|40.||Harant H, Lindley JD. Interleukin-3. In: Mire-Sluis AR, Thorpe R, editors. Cytokines. San Diego, CA, USA: Academic Press; 1998. p. 35-52. |
|41.||Dentelli P, Rosso A, Olgasi C, Camussi G, Brizzi MF. IL-3 is a novel target to interfere with tumor vasculature. Oncogene 2011;30:4930-40. |
|42.||Klinke DJ 2 nd . The ratio of P40 monomer to dimer is an important determinant of IL-12 bioactivity. J Theor Biol 2006;240:323-35. |
|43.||Fraser HM. Regulation of the ovarian follicular vasculature. Reprod Biol Endocrinol 2006;4:18. |
|44.||Malamitsi-Puchner A, Sarandakou A, Baka SG, Tziotis J, Rizos D, Hassiakos D, et al. Concentrations of angiogenic factors in follicular fluid and oocyte-cumulus complex culture medium from women undergoing in vitro fertilization: Association with oocyte maturity and fertilization. Fertil Steril 2001;76:98-101. |
|45.||Van Blerkom J, Antczak M, Schrader R. The developmental potential of the human oocyte is related to the dissolved oxygen content of follicular fluid: Association with vascular endothelial growth factor levels and perifollicular blood flow characteristics. Hum Reprod 1997;12:1047-55. |

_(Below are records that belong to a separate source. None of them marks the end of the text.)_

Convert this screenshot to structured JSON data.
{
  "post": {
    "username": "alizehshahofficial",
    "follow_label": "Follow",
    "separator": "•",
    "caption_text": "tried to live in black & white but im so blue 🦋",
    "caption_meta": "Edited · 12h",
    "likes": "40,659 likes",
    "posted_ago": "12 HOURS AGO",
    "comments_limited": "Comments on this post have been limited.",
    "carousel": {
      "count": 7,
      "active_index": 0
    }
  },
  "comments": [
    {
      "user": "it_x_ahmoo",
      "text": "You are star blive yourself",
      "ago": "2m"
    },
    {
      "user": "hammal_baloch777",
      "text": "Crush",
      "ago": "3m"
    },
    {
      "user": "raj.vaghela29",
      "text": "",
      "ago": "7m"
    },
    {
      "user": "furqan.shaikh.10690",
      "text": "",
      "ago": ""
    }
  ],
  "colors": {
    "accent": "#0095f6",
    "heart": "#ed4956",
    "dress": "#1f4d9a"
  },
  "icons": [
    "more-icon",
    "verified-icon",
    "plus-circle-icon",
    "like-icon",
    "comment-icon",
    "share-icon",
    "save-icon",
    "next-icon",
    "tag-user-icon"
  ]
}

|46.||Ocal P, Aydin S, Cepni I, Idil S, Idil M, Uzun H, et al. Follicular fluid concentrations of vascular endothelial growth factor, inhibin A and inhibin B in IVF cycles: Are they markers for ovarian response and pregnancy outcome? Eur J Obstet Gynecol Reprod Biol 2004;115:194-9. |

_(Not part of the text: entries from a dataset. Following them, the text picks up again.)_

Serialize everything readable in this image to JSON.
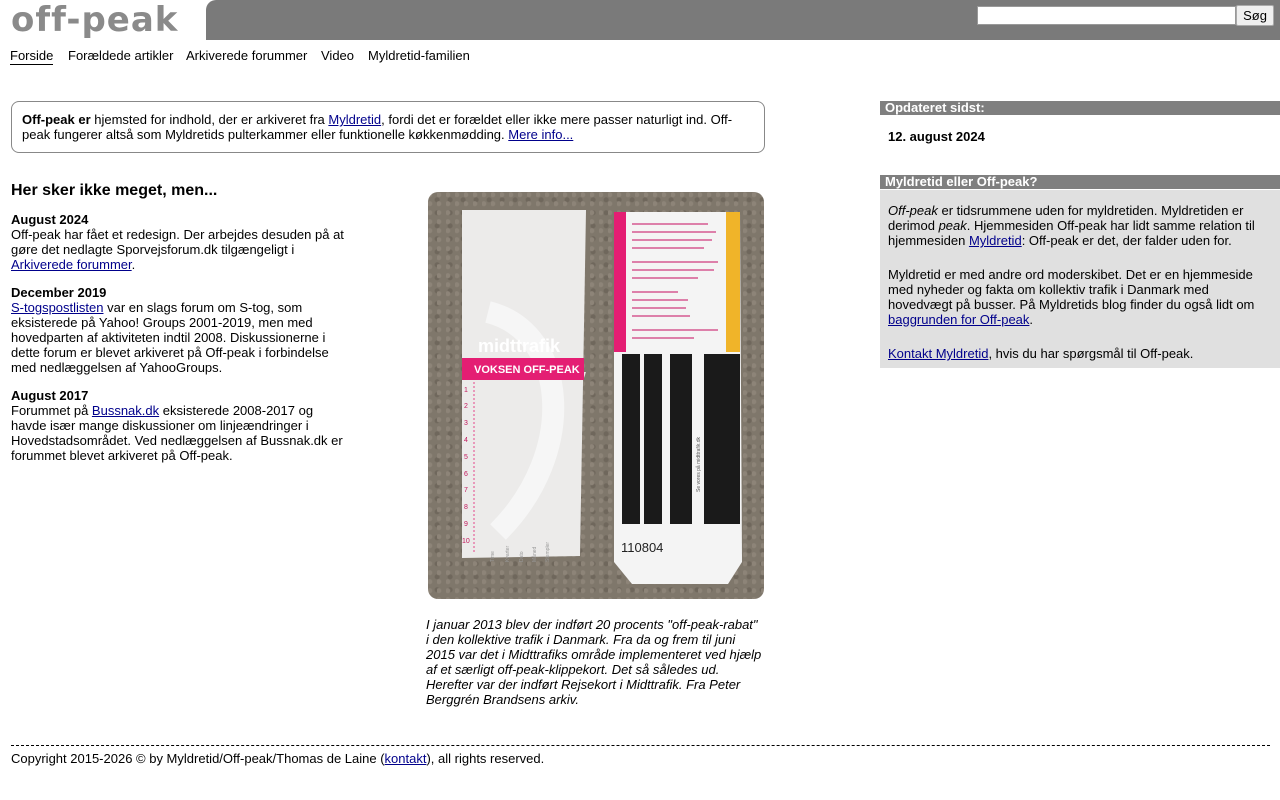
{
  "logo": {
    "text": "off-peak"
  },
  "search": {
    "value": "",
    "placeholder": "",
    "button_label": "Søg"
  },
  "nav": [
    {
      "label": "Forside",
      "active": true
    },
    {
      "label": "Forældede artikler"
    },
    {
      "label": "Arkiverede forummer"
    },
    {
      "label": "Video"
    },
    {
      "label": "Myldretid-familien"
    }
  ],
  "intro": {
    "bold": "Off-peak er",
    "text1": " hjemsted for indhold, der er arkiveret fra ",
    "link1": "Myldretid",
    "text2": ", fordi det er forældet eller ikke mere passer naturligt ind. Off-peak fungerer altså som Myldretids pulterkammer eller funktionelle køkkenmødding. ",
    "link2": "Mere info..."
  },
  "news": {
    "heading": "Her sker ikke meget, men...",
    "items": [
      {
        "date": "August 2024",
        "text1": "Off-peak har fået et redesign. Der arbejdes desuden på at gøre det nedlagte Sporvejsforum.dk tilgængeligt i ",
        "link": "Arkiverede forummer",
        "text2": "."
      },
      {
        "date": "December 2019",
        "text1": "",
        "link": "S-togspostlisten",
        "text2": " var en slags forum om S-tog, som eksisterede på Yahoo! Groups 2001-2019, men med hovedparten af aktiviteten indtil 2008. Diskussionerne i dette forum er blevet arkiveret på Off-peak i forbindelse med nedlæggelsen af YahooGroups."
      },
      {
        "date": "August 2017",
        "text1": "Forummet på ",
        "link": "Bussnak.dk",
        "text2": " eksisterede 2008-2017 og havde især mange diskussioner om linjeændringer i Hovedstadsområdet. Ved nedlæggelsen af Bussnak.dk er forummet blevet arkiveret på Off-peak."
      }
    ]
  },
  "photo": {
    "left_card": {
      "brand": "midttrafik",
      "label": "VOKSEN OFF-PEAK",
      "numbers": [
        "1",
        "2",
        "3",
        "4",
        "5",
        "6",
        "7",
        "8",
        "9",
        "10"
      ],
      "columns": [
        "Time",
        "Kvarter",
        "Dato",
        "Måned",
        "Stempler"
      ]
    },
    "right_card": {
      "number": "110804",
      "side_text": "Se vores på midttrafik.dk"
    },
    "caption": "I januar 2013 blev der indført 20 procents \"off-peak-rabat\" i den kollektive trafik i Danmark. Fra da og frem til juni 2015 var det i Midttrafiks område implementeret ved hjælp af et særligt off-peak-klippekort. Det så således ud. Herefter var der indført Rejsekort i Midttrafik. Fra Peter Berggrén Brandsens arkiv."
  },
  "sidebar": {
    "updated_title": "Opdateret sidst:",
    "updated_date": "12. august 2024",
    "compare_title": "Myldretid eller Off-peak?",
    "p1": {
      "em1": "Off-peak",
      "t1": " er tidsrummene uden for myldretiden. Myldretiden er derimod ",
      "em2": "peak",
      "t2": ". Hjemmesiden Off-peak har lidt samme relation til hjemmesiden ",
      "link": "Myldretid",
      "t3": ": Off-peak er det, der falder uden for."
    },
    "p2": {
      "t1": "Myldretid er med andre ord moderskibet. Det er en hjemmeside med nyheder og fakta om kollektiv trafik i Danmark med hovedvægt på busser. På Myldretids blog finder du også lidt om ",
      "link": "baggrunden for Off-peak",
      "t2": "."
    },
    "p3": {
      "link": "Kontakt Myldretid",
      "t1": ", hvis du har spørgsmål til Off-peak."
    }
  },
  "footer": {
    "t1": "Copyright 2015-2026 © by Myldretid/Off-peak/Thomas de Laine (",
    "link": "kontakt",
    "t2": "), all rights reserved."
  },
  "colors": {
    "header_bar": "#7a7a7a",
    "sidebar_bg": "#e0e0e0",
    "sidebar_head": "#7f7f7f",
    "logo": "#8a8a8a",
    "card_stripe": "#f0b429",
    "card_pink": "#e0206f"
  }
}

|47.||Savchev SI, Moragianni VA, Senger D, Penzias AS, Thornton K, Usheva A. Follicular fluid-specific distribution of vascular endothelial growth factor isoforms and sFlt-1 in patients undergoing IVF and their correlation with treatment outcomes. Reprod Sci 2010;17:1036-42. |

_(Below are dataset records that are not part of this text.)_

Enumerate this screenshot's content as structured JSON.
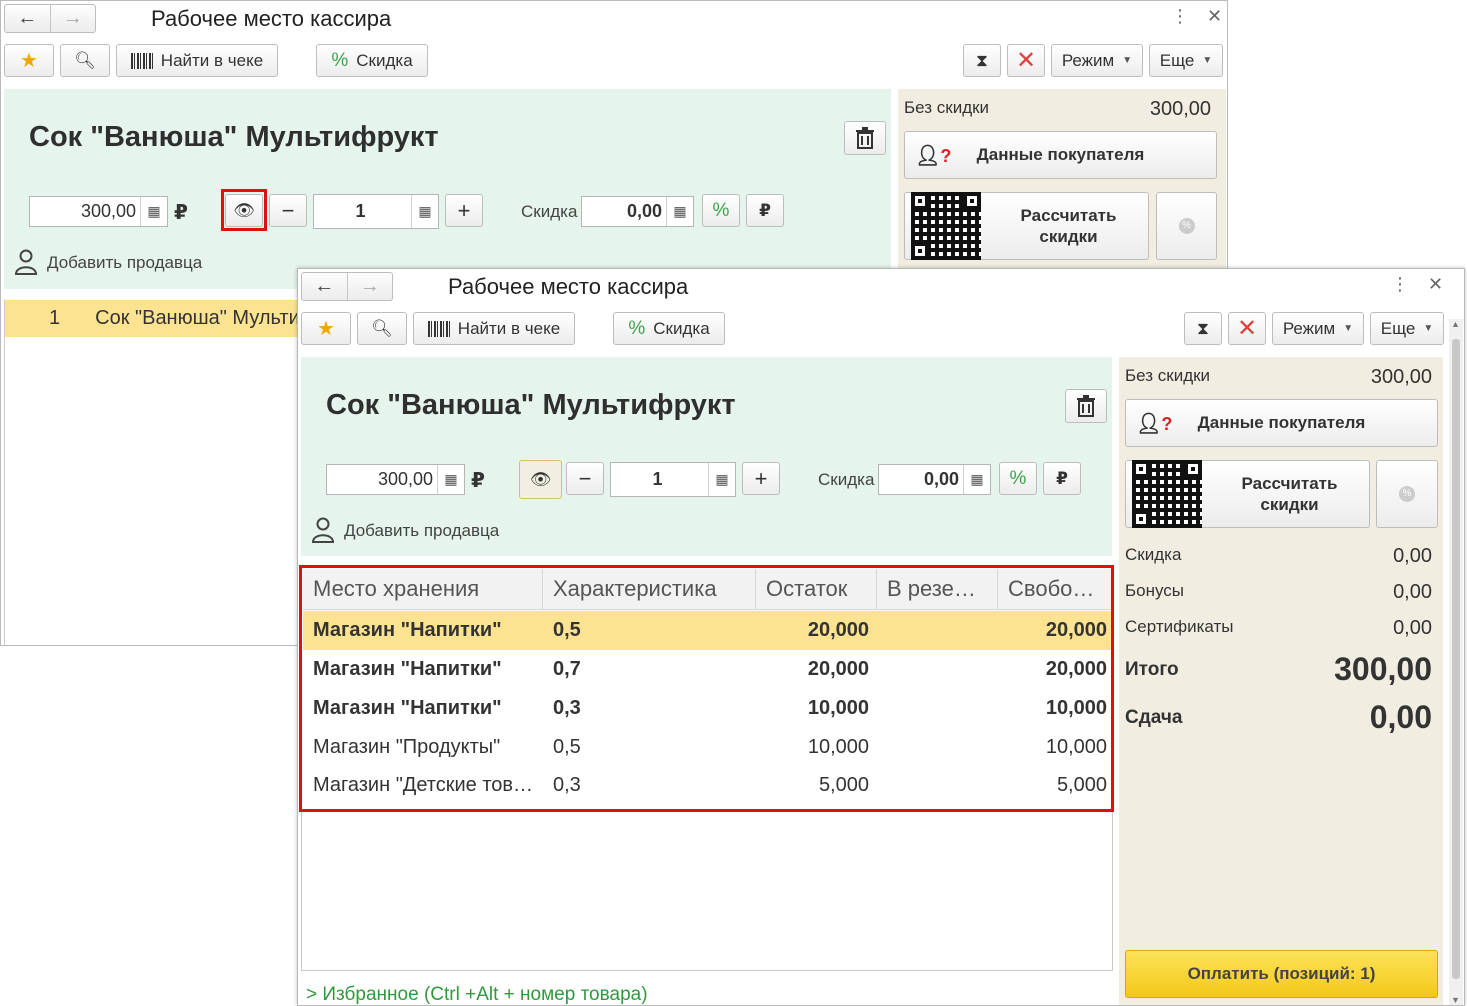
{
  "window_title": "Рабочее место кассира",
  "toolbar": {
    "find_in_receipt": "Найти в чеке",
    "discount": "Скидка",
    "mode": "Режим",
    "more": "Еще"
  },
  "product": {
    "name": "Сок \"Ванюша\" Мультифрукт",
    "price": "300,00",
    "currency": "₽",
    "quantity": "1",
    "discount_label": "Скидка",
    "discount_value": "0,00",
    "add_seller": "Добавить продавца"
  },
  "summary": {
    "no_discount_label": "Без скидки",
    "no_discount_value": "300,00",
    "customer_data": "Данные покупателя",
    "calc_discounts_line1": "Рассчитать",
    "calc_discounts_line2": "скидки",
    "discount_label": "Скидка",
    "discount_value": "0,00",
    "bonuses_label": "Бонусы",
    "bonuses_value": "0,00",
    "certificates_label": "Сертификаты",
    "certificates_value": "0,00",
    "total_label": "Итого",
    "total_value": "300,00",
    "change_label": "Сдача",
    "change_value": "0,00",
    "pay_button": "Оплатить (позиций: 1)"
  },
  "back_receipt_row": {
    "number": "1",
    "name": "Сок \"Ванюша\" Мульти"
  },
  "stock_table": {
    "columns": [
      "Место хранения",
      "Характеристика",
      "Остаток",
      "В резе…",
      "Свобо…"
    ],
    "rows": [
      {
        "place": "Магазин \"Напитки\"",
        "char": "0,5",
        "rest": "20,000",
        "reserve": "",
        "free": "20,000"
      },
      {
        "place": "Магазин \"Напитки\"",
        "char": "0,7",
        "rest": "20,000",
        "reserve": "",
        "free": "20,000"
      },
      {
        "place": "Магазин \"Напитки\"",
        "char": "0,3",
        "rest": "10,000",
        "reserve": "",
        "free": "10,000"
      },
      {
        "place": "Магазин \"Продукты\"",
        "char": "0,5",
        "rest": "10,000",
        "reserve": "",
        "free": "10,000"
      },
      {
        "place": "Магазин \"Детские тов…",
        "char": "0,3",
        "rest": "5,000",
        "reserve": "",
        "free": "5,000"
      }
    ]
  },
  "favorites": "Избранное (Ctrl +Alt + номер товара)",
  "colors": {
    "green_panel": "#e5f4ec",
    "beige_panel": "#f1ede1",
    "highlight_red": "#e01010",
    "selected_row": "#fbe392",
    "pay_yellow": "#f3c817"
  }
}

|48.||Garcia-Zepeda EA, Rothenberg ME, Ownbey RT, Celestin J, Leder P, Luster AD. Human eotaxin is a specific chemoattractant for eosinophil cells and provides a new mechanism to explain tissue eosinophilia. Nat Med 1996;2:449-56. |
|49.||Villeda SA, Luo J, Mosher KI, Zou B, Britschgi M, Bieri G, et al. The ageing systemic milieu negatively regulates neurogenesis and cognitive function. Nature 2011;477:90-4. |
|50.||Hamilton JA, Anderson GP. GM-CSF Biology. Growth Factors 2004;22:225-31. |
|51.||Maier LM, Anderson DE, Severson CA, Baecher-Allan C, Healy B, Liu DV, et al. Soluble IL-2RA levels in multiple sclerosis subjects and the effect of soluble IL-2RA on immune responses. J Immunol 2009;182:1541-7. |
|52.||Omari KM, Lutz SE, Santambrogio L, Lira SA, Raine CS. Neuroprotection and remyelination after autoimmune demyelination in mice that inducibly overexpress CXCL1. Am J Pathol 2009;174:164-76. |
|53.||Orvieto R, Patrizio P. GnRH agonist versus GnRH antagonist in ovarian stimulation: An ongoing debate. Reprod Biomed Online 2013;26:4-8. |
|54.||Lemmen JG, Agerholm I, Ziebe S. Kinetic markers of human embryo quality using time-lapse recordings of IVF/ICSI-fertilized oocytes. Reprod Biomed Online 2008;17:385-91. |
|55.||Bourgain C. Endometrial biopsy in the evaluation of endometrial receptivity. J Gynecol Obstet Biol Reprod (Paris) 2004;33:S13-7. |
|56.||Wang Q, Sun QY. Evaluation of oocyte quality: Morphological, cellular and molecular predictors. Reprod Fertil Dev 2007;19:1-12. |
[Table 1], [Table 2], [Table 3]